▶ _Task statement_:
Return each line of the listing in which the word "underline" appears.

-=-=-=-=-

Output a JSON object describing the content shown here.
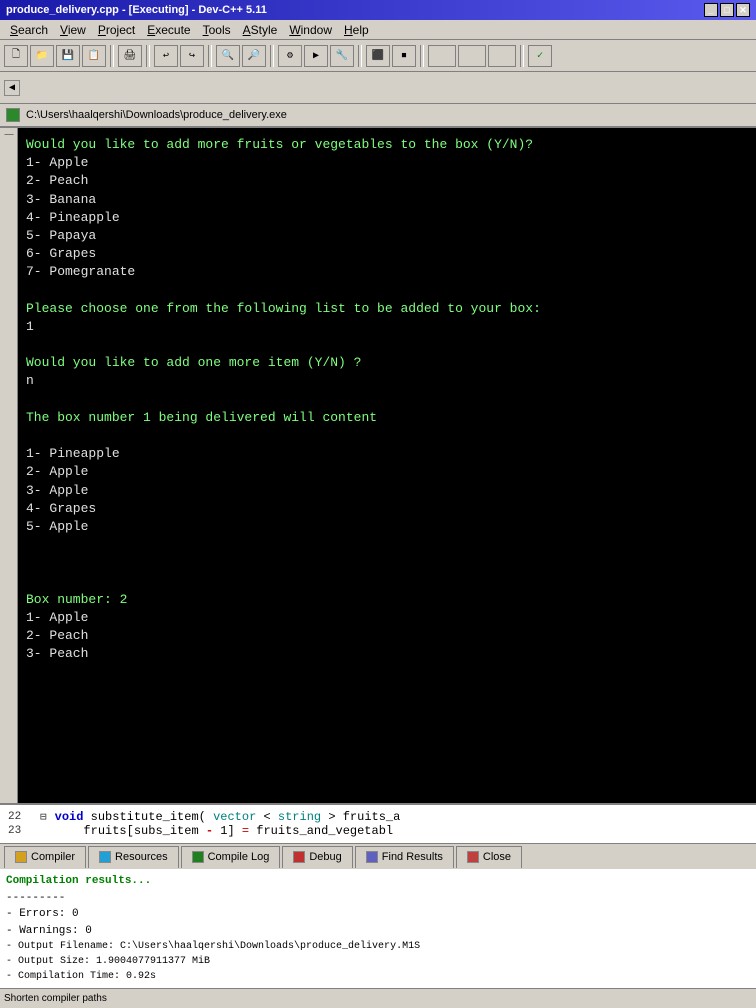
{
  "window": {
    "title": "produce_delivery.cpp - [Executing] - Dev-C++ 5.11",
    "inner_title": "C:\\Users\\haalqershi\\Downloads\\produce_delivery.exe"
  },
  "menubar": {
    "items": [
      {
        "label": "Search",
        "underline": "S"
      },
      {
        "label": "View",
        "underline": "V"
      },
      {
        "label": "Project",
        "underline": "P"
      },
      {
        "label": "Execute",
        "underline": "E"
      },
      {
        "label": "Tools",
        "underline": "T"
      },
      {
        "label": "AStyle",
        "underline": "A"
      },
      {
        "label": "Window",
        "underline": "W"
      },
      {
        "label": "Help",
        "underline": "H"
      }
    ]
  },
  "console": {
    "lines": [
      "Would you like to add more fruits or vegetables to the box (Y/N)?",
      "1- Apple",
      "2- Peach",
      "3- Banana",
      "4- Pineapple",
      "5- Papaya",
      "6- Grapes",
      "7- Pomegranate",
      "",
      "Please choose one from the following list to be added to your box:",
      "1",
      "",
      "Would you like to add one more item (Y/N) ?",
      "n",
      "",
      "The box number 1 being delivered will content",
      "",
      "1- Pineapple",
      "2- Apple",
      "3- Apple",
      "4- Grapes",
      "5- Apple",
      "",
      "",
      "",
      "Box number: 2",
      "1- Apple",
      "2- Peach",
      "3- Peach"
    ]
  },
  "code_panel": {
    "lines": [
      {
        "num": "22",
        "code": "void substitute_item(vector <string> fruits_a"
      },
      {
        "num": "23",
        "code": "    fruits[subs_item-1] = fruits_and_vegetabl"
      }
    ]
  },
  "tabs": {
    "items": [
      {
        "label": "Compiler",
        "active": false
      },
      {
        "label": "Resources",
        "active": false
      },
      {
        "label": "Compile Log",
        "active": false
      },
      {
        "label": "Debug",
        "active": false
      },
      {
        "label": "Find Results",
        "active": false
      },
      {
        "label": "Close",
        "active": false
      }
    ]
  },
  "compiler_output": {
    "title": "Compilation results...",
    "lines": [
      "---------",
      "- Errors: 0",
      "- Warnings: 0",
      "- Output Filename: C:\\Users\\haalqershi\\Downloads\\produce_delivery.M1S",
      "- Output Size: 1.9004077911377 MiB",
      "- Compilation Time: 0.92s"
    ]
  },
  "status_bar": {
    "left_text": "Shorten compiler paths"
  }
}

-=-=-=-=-

▶ _Solution to the exercise_:
        "underline": "S"
        "underline": "V"
        "underline": "P"
        "underline": "E"
        "underline": "T"
        "underline": "A"
        "underline": "W"
        "underline": "H"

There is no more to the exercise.